→ **TASK TO CARRY OUT**
In the lines below, the string "this" may appear; say how many lines hold it and give nothing more.

[DATA TO USE — start]

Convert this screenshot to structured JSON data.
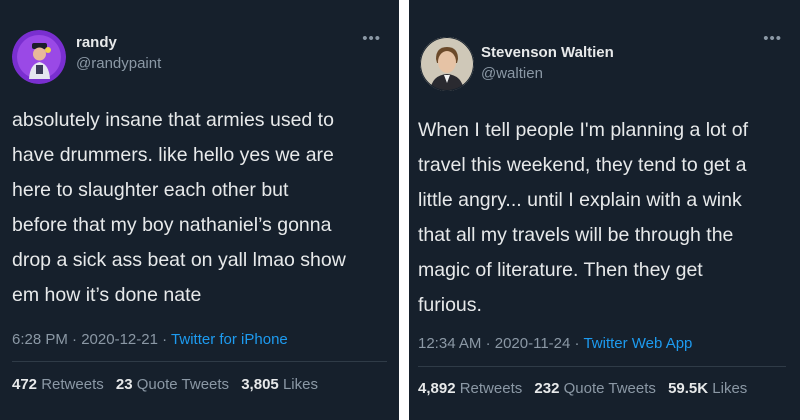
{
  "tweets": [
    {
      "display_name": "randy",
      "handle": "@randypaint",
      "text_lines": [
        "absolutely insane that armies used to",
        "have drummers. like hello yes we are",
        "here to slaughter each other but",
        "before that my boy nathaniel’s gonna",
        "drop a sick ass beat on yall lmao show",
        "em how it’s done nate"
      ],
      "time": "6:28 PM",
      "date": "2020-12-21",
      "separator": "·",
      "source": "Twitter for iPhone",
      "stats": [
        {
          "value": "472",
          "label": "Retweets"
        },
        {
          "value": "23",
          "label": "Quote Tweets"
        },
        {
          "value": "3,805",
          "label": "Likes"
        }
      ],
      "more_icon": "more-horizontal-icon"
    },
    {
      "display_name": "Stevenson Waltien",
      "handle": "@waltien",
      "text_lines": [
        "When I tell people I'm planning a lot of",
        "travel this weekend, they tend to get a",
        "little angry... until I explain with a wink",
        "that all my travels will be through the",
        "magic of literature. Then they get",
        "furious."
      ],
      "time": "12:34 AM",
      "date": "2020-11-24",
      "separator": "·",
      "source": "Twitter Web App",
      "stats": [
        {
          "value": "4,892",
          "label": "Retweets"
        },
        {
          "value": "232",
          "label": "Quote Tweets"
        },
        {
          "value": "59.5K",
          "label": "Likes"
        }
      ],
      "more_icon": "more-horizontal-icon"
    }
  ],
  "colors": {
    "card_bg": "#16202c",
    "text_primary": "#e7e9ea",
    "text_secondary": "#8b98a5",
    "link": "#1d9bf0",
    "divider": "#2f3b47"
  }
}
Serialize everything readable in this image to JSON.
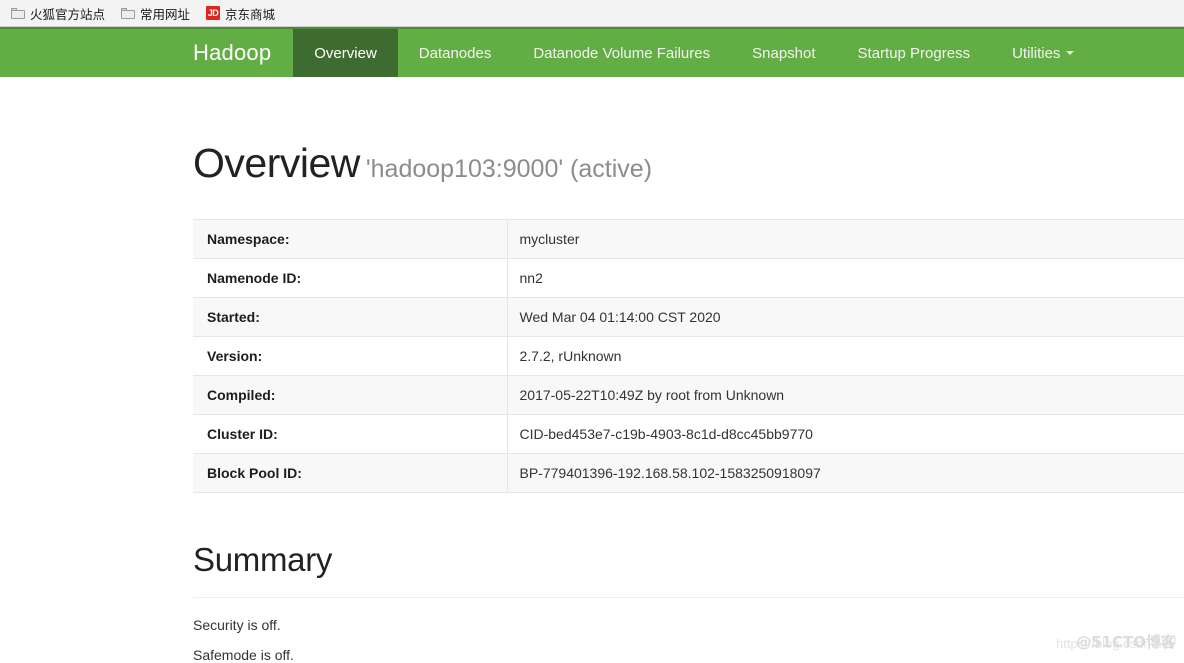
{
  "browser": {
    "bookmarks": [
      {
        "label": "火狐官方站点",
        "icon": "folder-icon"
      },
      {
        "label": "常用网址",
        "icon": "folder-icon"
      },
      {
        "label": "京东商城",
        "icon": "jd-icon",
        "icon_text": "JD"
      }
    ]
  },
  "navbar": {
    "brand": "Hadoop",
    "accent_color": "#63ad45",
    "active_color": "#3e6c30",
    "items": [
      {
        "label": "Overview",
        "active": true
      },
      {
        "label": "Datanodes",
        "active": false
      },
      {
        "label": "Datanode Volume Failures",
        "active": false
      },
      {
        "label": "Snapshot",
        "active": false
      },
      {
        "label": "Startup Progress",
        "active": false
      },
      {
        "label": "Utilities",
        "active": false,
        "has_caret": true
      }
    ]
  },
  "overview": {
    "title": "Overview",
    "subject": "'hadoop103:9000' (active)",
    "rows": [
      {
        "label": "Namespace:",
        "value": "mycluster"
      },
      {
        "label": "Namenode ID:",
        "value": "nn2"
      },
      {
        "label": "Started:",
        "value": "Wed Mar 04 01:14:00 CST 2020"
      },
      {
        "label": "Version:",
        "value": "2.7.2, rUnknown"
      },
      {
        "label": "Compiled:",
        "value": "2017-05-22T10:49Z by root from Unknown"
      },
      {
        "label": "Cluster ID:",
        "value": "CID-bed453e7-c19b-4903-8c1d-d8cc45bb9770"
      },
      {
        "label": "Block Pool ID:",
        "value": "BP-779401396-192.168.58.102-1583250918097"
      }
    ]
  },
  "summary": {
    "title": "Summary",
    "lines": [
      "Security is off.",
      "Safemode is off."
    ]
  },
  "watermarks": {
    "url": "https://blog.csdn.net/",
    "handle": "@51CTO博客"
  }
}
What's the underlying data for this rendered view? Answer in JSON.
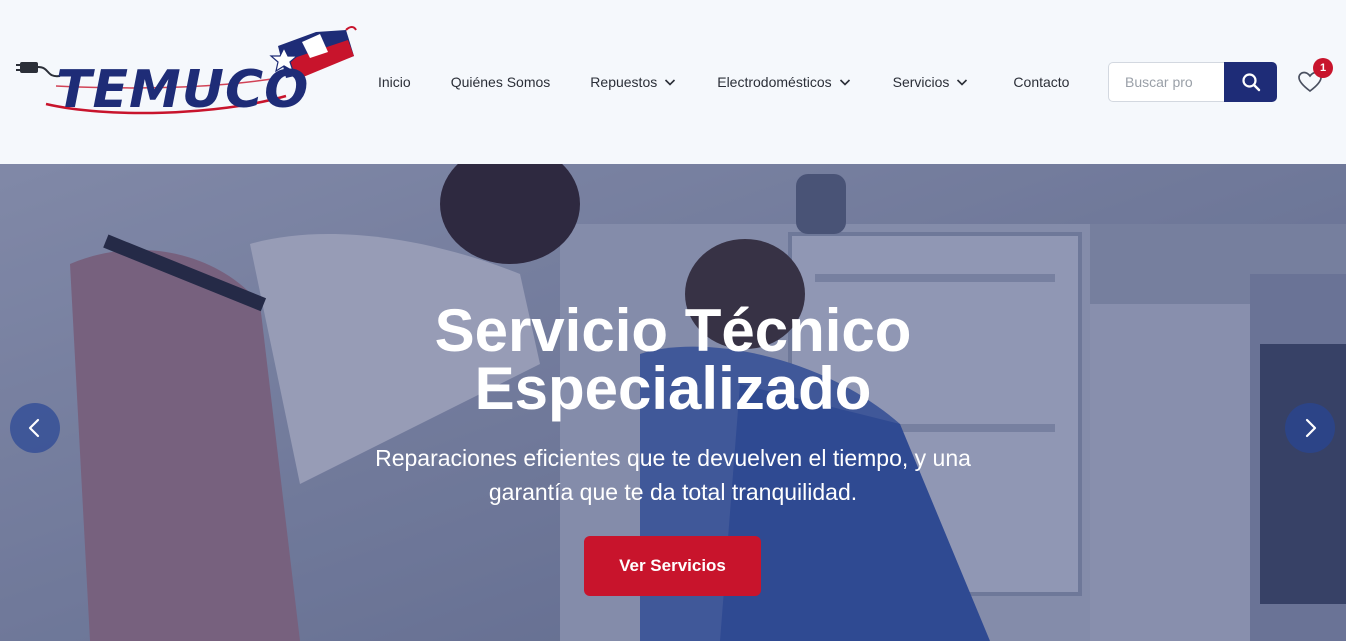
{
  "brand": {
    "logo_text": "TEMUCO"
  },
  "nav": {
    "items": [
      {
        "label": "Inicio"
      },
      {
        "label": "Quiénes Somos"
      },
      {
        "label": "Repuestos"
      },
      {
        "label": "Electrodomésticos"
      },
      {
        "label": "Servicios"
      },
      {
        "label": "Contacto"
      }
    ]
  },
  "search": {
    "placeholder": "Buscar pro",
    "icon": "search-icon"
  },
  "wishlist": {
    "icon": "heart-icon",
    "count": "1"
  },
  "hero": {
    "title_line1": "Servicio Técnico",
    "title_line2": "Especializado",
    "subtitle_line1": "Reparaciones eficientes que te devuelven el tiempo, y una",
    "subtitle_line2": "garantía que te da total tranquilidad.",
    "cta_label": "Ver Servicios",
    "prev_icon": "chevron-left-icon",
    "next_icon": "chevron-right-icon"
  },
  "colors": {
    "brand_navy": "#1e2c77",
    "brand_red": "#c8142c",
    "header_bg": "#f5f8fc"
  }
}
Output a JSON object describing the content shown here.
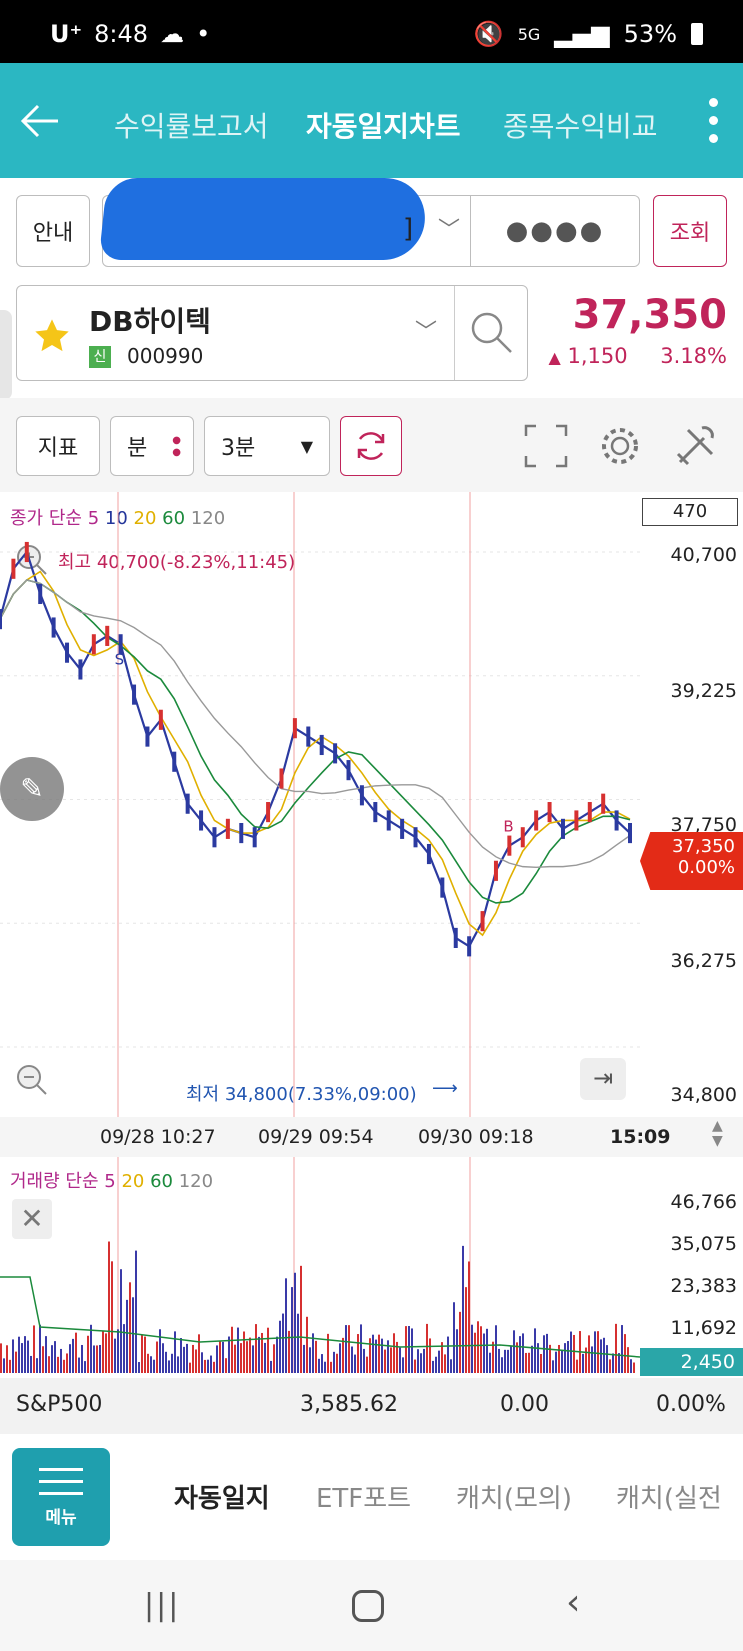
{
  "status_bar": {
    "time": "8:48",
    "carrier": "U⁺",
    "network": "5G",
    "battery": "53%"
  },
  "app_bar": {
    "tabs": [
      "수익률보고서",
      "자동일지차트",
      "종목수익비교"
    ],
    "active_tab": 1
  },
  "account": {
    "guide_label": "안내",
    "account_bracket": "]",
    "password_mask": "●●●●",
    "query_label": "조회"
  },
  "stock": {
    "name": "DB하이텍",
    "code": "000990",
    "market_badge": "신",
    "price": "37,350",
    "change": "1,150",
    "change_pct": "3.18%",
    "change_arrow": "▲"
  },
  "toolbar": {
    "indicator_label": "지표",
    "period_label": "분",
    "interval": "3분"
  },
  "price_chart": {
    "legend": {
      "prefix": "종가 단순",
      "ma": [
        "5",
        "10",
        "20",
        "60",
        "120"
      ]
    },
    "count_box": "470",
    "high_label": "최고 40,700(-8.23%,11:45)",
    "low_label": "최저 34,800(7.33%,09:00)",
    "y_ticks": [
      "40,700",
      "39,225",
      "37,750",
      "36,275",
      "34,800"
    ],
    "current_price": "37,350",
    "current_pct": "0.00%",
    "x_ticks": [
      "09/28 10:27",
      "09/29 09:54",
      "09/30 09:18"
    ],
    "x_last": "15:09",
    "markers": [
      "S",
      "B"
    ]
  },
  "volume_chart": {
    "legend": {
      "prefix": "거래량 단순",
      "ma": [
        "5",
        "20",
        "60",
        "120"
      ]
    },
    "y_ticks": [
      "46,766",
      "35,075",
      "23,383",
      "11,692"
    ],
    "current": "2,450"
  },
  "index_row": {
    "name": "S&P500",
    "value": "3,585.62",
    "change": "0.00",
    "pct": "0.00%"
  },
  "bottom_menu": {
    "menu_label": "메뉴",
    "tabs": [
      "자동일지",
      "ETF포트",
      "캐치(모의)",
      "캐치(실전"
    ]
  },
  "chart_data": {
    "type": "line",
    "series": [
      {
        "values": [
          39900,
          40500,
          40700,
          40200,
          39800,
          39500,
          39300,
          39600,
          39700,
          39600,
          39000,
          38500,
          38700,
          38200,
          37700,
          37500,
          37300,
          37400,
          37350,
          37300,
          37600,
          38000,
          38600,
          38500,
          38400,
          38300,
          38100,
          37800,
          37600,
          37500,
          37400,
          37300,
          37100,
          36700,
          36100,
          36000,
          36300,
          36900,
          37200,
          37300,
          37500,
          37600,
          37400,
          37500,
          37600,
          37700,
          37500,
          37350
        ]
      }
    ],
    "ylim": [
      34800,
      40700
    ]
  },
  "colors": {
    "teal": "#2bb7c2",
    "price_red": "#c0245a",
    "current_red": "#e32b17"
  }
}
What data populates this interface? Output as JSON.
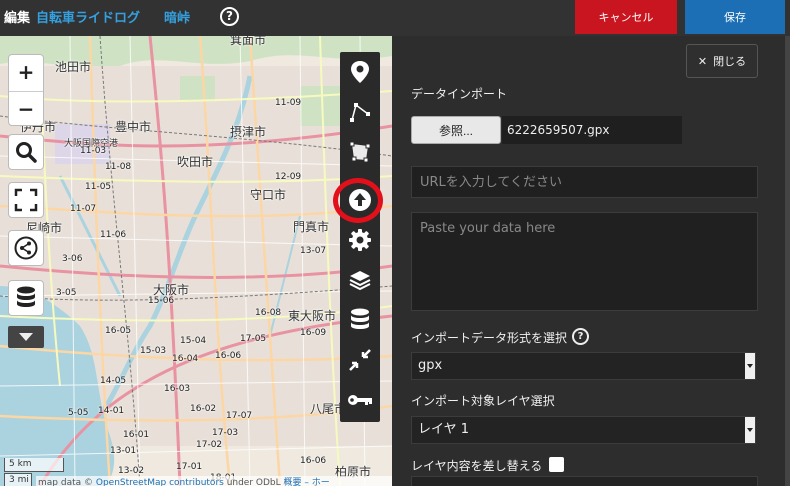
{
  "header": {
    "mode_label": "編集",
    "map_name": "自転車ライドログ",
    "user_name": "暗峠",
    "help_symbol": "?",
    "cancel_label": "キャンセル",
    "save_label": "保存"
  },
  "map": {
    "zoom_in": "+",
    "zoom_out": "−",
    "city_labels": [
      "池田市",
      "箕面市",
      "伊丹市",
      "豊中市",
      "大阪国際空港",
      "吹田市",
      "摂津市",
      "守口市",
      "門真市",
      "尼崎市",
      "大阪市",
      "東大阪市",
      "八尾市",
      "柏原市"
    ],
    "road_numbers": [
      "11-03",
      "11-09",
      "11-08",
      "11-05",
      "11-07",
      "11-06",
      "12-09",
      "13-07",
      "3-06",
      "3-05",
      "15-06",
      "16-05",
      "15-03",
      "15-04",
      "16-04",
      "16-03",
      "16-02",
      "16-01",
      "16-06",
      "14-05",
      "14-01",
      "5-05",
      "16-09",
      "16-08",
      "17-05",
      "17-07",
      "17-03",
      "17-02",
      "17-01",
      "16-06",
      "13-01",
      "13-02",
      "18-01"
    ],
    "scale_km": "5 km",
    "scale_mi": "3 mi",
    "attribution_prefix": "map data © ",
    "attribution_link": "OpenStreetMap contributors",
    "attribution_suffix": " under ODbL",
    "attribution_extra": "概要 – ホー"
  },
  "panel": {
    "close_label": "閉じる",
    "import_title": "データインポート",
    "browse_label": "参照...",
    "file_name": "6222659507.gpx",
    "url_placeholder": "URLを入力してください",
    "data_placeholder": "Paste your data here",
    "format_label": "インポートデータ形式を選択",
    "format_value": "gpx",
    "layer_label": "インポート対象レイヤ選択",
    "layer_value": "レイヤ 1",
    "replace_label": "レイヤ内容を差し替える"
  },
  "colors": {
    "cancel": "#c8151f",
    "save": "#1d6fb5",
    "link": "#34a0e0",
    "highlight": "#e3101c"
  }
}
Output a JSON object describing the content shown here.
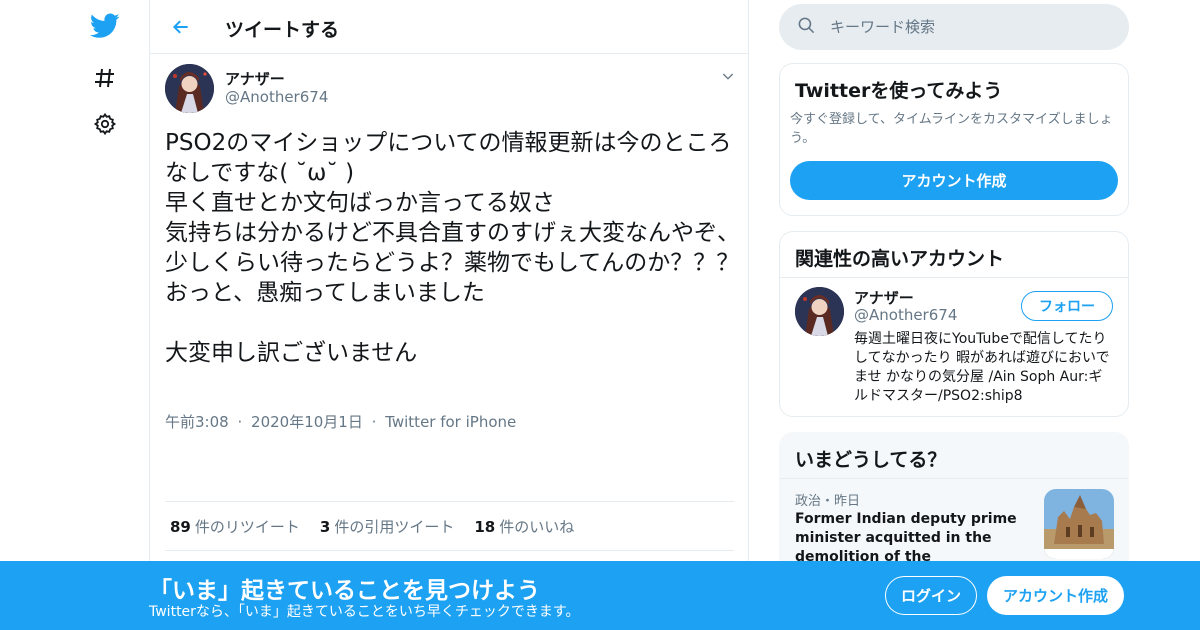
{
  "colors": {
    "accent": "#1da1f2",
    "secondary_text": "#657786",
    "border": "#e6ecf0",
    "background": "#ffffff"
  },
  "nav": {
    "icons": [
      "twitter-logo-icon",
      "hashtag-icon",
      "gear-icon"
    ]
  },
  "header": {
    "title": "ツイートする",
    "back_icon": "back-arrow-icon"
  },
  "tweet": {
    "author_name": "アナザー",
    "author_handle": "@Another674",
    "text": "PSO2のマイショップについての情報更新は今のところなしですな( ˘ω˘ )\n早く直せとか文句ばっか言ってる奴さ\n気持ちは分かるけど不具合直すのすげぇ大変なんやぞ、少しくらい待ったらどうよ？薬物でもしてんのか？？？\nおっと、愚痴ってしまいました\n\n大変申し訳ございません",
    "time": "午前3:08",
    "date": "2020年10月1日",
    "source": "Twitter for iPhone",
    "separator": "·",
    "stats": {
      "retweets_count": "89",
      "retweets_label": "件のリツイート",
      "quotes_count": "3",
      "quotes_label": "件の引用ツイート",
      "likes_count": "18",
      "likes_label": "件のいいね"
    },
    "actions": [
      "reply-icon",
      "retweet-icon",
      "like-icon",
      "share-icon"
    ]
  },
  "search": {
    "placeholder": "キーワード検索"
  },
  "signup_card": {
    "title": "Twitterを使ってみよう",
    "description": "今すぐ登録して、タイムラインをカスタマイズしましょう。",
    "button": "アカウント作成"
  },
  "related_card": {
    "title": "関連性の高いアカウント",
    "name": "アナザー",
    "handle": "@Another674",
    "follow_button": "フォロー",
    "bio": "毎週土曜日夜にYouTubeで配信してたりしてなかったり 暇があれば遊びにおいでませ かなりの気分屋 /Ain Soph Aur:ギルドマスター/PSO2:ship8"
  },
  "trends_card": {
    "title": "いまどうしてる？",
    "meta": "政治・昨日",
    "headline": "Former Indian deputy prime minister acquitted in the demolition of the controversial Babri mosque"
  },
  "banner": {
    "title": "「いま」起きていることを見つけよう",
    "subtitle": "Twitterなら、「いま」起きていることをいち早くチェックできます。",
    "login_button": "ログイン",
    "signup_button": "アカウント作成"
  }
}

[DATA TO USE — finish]

→ **RESPONSE**
5